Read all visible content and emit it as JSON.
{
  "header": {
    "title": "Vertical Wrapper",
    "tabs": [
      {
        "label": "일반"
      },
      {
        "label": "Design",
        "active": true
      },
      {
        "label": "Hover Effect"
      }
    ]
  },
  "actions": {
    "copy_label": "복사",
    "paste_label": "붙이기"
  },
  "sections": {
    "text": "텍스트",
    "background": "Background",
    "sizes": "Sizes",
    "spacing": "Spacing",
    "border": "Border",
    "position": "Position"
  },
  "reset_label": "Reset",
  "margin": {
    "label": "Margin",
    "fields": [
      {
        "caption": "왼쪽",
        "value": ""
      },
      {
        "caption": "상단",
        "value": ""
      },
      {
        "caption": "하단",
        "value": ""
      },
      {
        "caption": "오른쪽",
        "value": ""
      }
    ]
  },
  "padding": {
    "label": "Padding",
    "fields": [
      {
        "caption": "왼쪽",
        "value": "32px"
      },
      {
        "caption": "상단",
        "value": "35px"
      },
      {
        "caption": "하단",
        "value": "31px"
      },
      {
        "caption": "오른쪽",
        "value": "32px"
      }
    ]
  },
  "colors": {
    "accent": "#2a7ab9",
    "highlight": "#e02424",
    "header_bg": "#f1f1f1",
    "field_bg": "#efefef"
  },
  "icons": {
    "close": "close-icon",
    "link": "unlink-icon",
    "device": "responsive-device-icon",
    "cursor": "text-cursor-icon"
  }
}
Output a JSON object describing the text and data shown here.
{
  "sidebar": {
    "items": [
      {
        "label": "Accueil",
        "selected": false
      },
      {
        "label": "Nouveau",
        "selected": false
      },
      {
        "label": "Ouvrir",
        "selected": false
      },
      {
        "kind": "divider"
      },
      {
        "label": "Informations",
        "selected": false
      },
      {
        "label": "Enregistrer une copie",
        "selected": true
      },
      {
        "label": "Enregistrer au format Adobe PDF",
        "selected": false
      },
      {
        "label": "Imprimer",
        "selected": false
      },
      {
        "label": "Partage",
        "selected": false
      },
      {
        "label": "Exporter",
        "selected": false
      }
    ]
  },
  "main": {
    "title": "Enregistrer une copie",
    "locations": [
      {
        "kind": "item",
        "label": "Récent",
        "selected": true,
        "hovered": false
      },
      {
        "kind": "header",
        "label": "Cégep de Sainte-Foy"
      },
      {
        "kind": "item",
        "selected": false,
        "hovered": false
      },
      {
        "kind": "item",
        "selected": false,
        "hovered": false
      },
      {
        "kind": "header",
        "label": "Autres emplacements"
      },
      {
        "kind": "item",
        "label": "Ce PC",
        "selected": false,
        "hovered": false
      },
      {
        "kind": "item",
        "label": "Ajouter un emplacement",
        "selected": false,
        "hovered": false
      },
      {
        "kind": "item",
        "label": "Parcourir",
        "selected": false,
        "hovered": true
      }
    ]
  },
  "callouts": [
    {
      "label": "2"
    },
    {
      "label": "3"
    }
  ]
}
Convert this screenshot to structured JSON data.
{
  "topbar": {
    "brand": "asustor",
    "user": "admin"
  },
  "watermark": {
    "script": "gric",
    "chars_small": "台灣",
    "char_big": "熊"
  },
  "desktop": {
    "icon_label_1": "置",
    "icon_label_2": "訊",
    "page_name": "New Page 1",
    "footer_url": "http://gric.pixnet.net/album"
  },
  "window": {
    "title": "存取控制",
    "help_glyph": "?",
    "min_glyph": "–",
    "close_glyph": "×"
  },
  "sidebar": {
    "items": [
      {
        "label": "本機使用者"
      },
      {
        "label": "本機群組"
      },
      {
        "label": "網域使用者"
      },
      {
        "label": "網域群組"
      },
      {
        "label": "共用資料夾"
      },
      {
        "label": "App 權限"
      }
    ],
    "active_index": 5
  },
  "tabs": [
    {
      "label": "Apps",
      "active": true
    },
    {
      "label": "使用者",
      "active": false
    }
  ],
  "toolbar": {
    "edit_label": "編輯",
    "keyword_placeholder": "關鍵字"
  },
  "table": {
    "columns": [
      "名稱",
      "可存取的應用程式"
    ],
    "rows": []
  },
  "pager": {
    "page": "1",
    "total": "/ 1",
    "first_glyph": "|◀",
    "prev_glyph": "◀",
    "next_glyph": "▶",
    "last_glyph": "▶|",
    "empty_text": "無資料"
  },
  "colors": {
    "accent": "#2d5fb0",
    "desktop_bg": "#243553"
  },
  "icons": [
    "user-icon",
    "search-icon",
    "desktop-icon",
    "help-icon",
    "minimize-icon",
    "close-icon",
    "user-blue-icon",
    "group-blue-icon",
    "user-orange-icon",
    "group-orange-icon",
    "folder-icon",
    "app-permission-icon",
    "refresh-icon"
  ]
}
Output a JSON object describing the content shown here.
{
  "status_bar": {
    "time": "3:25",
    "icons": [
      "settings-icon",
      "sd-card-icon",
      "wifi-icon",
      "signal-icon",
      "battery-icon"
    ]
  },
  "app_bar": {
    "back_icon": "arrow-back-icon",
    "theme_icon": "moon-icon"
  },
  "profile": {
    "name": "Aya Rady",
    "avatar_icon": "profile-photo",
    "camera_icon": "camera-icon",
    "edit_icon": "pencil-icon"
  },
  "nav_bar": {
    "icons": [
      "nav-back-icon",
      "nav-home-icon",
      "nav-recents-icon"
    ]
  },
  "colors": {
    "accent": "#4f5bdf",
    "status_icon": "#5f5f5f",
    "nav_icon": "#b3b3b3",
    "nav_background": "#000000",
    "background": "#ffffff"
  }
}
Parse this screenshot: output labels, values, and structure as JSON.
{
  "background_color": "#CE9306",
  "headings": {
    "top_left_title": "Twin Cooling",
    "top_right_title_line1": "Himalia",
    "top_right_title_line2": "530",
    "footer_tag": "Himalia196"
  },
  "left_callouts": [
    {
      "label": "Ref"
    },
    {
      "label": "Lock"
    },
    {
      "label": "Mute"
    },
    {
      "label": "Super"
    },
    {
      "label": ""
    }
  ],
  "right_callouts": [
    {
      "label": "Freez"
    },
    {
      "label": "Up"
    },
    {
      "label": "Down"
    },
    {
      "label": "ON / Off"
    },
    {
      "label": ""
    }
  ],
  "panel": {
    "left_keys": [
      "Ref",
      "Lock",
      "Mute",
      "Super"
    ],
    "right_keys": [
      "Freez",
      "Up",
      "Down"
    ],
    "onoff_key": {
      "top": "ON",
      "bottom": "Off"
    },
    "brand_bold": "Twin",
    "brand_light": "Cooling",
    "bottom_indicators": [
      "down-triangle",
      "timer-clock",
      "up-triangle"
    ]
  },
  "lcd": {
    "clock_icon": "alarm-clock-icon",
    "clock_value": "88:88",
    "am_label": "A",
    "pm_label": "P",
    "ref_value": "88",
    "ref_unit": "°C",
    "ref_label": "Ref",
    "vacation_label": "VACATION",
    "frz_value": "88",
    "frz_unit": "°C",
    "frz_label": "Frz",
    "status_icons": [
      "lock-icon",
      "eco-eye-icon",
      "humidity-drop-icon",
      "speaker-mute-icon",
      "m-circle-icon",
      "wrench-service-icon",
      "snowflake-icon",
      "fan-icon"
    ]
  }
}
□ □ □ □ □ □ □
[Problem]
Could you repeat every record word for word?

[Answer to this problem]
Read all visible content and emit it as JSON.
{
  "header": {
    "title": "Vertical Wrapper",
    "tabs": [
      {
        "label": "일반"
      },
      {
        "label": "Design",
        "active": true
      },
      {
        "label": "Hover Effect"
      }
    ]
  },
  "actions": {
    "copy_label": "복사",
    "paste_label": "붙이기"
  },
  "sections": {
    "text": "텍스트",
    "background": "Background",
    "sizes": "Sizes",
    "spacing": "Spacing",
    "border": "Border",
    "position": "Position"
  },
  "reset_label": "Reset",
  "margin": {
    "label": "Margin",
    "fields": [
      {
        "caption": "왼쪽",
        "value": ""
      },
      {
        "caption": "상단",
        "value": ""
      },
      {
        "caption": "하단",
        "value": ""
      },
      {
        "caption": "오른쪽",
        "value": ""
      }
    ]
  },
  "padding": {
    "label": "Padding",
    "fields": [
      {
        "caption": "왼쪽",
        "value": "32px"
      },
      {
        "caption": "상단",
        "value": "35px"
      },
      {
        "caption": "하단",
        "value": "31px"
      },
      {
        "caption": "오른쪽",
        "value": "32px"
      }
    ]
  },
  "colors": {
    "accent": "#2a7ab9",
    "highlight": "#e02424",
    "header_bg": "#f1f1f1",
    "field_bg": "#efefef"
  },
  "icons": {
    "close": "close-icon",
    "link": "unlink-icon",
    "device": "responsive-device-icon",
    "cursor": "text-cursor-icon"
  }
}
Output a JSON object describing the text and data shown here.
{
  "sidebar": {
    "items": [
      {
        "label": "Accueil",
        "selected": false
      },
      {
        "label": "Nouveau",
        "selected": false
      },
      {
        "label": "Ouvrir",
        "selected": false
      },
      {
        "kind": "divider"
      },
      {
        "label": "Informations",
        "selected": false
      },
      {
        "label": "Enregistrer une copie",
        "selected": true
      },
      {
        "label": "Enregistrer au format Adobe PDF",
        "selected": false
      },
      {
        "label": "Imprimer",
        "selected": false
      },
      {
        "label": "Partage",
        "selected": false
      },
      {
        "label": "Exporter",
        "selected": false
      }
    ]
  },
  "main": {
    "title": "Enregistrer une copie",
    "locations": [
      {
        "kind": "item",
        "label": "Récent",
        "selected": true,
        "hovered": false
      },
      {
        "kind": "header",
        "label": "Cégep de Sainte-Foy"
      },
      {
        "kind": "item",
        "selected": false,
        "hovered": false
      },
      {
        "kind": "item",
        "selected": false,
        "hovered": false
      },
      {
        "kind": "header",
        "label": "Autres emplacements"
      },
      {
        "kind": "item",
        "label": "Ce PC",
        "selected": false,
        "hovered": false
      },
      {
        "kind": "item",
        "label": "Ajouter un emplacement",
        "selected": false,
        "hovered": false
      },
      {
        "kind": "item",
        "label": "Parcourir",
        "selected": false,
        "hovered": true
      }
    ]
  },
  "callouts": [
    {
      "label": "2"
    },
    {
      "label": "3"
    }
  ]
}
Convert this screenshot to structured JSON data.
{
  "topbar": {
    "brand": "asustor",
    "user": "admin"
  },
  "watermark": {
    "script": "gric",
    "chars_small": "台灣",
    "char_big": "熊"
  },
  "desktop": {
    "icon_label_1": "置",
    "icon_label_2": "訊",
    "page_name": "New Page 1",
    "footer_url": "http://gric.pixnet.net/album"
  },
  "window": {
    "title": "存取控制",
    "help_glyph": "?",
    "min_glyph": "–",
    "close_glyph": "×"
  },
  "sidebar": {
    "items": [
      {
        "label": "本機使用者"
      },
      {
        "label": "本機群組"
      },
      {
        "label": "網域使用者"
      },
      {
        "label": "網域群組"
      },
      {
        "label": "共用資料夾"
      },
      {
        "label": "App 權限"
      }
    ],
    "active_index": 5
  },
  "tabs": [
    {
      "label": "Apps",
      "active": true
    },
    {
      "label": "使用者",
      "active": false
    }
  ],
  "toolbar": {
    "edit_label": "編輯",
    "keyword_placeholder": "關鍵字"
  },
  "table": {
    "columns": [
      "名稱",
      "可存取的應用程式"
    ],
    "rows": []
  },
  "pager": {
    "page": "1",
    "total": "/ 1",
    "first_glyph": "|◀",
    "prev_glyph": "◀",
    "next_glyph": "▶",
    "last_glyph": "▶|",
    "empty_text": "無資料"
  },
  "colors": {
    "accent": "#2d5fb0",
    "desktop_bg": "#243553"
  },
  "icons": [
    "user-icon",
    "search-icon",
    "desktop-icon",
    "help-icon",
    "minimize-icon",
    "close-icon",
    "user-blue-icon",
    "group-blue-icon",
    "user-orange-icon",
    "group-orange-icon",
    "folder-icon",
    "app-permission-icon",
    "refresh-icon"
  ]
}
Output a JSON object describing the content shown here.
{
  "status_bar": {
    "time": "3:25",
    "icons": [
      "settings-icon",
      "sd-card-icon",
      "wifi-icon",
      "signal-icon",
      "battery-icon"
    ]
  },
  "app_bar": {
    "back_icon": "arrow-back-icon",
    "theme_icon": "moon-icon"
  },
  "profile": {
    "name": "Aya Rady",
    "avatar_icon": "profile-photo",
    "camera_icon": "camera-icon",
    "edit_icon": "pencil-icon"
  },
  "nav_bar": {
    "icons": [
      "nav-back-icon",
      "nav-home-icon",
      "nav-recents-icon"
    ]
  },
  "colors": {
    "accent": "#4f5bdf",
    "status_icon": "#5f5f5f",
    "nav_icon": "#b3b3b3",
    "nav_background": "#000000",
    "background": "#ffffff"
  }
}
Parse this screenshot: output labels, values, and structure as JSON.
{
  "background_color": "#CE9306",
  "headings": {
    "top_left_title": "Twin Cooling",
    "top_right_title_line1": "Himalia",
    "top_right_title_line2": "530",
    "footer_tag": "Himalia196"
  },
  "left_callouts": [
    {
      "label": "Ref"
    },
    {
      "label": "Lock"
    },
    {
      "label": "Mute"
    },
    {
      "label": "Super"
    },
    {
      "label": ""
    }
  ],
  "right_callouts": [
    {
      "label": "Freez"
    },
    {
      "label": "Up"
    },
    {
      "label": "Down"
    },
    {
      "label": "ON / Off"
    },
    {
      "label": ""
    }
  ],
  "panel": {
    "left_keys": [
      "Ref",
      "Lock",
      "Mute",
      "Super"
    ],
    "right_keys": [
      "Freez",
      "Up",
      "Down"
    ],
    "onoff_key": {
      "top": "ON",
      "bottom": "Off"
    },
    "brand_bold": "Twin",
    "brand_light": "Cooling",
    "bottom_indicators": [
      "down-triangle",
      "timer-clock",
      "up-triangle"
    ]
  },
  "lcd": {
    "clock_icon": "alarm-clock-icon",
    "clock_value": "88:88",
    "am_label": "A",
    "pm_label": "P",
    "ref_value": "88",
    "ref_unit": "°C",
    "ref_label": "Ref",
    "vacation_label": "VACATION",
    "frz_value": "88",
    "frz_unit": "°C",
    "frz_label": "Frz",
    "status_icons": [
      "lock-icon",
      "eco-eye-icon",
      "humidity-drop-icon",
      "speaker-mute-icon",
      "m-circle-icon",
      "wrench-service-icon",
      "snowflake-icon",
      "fan-icon"
    ]
  }
}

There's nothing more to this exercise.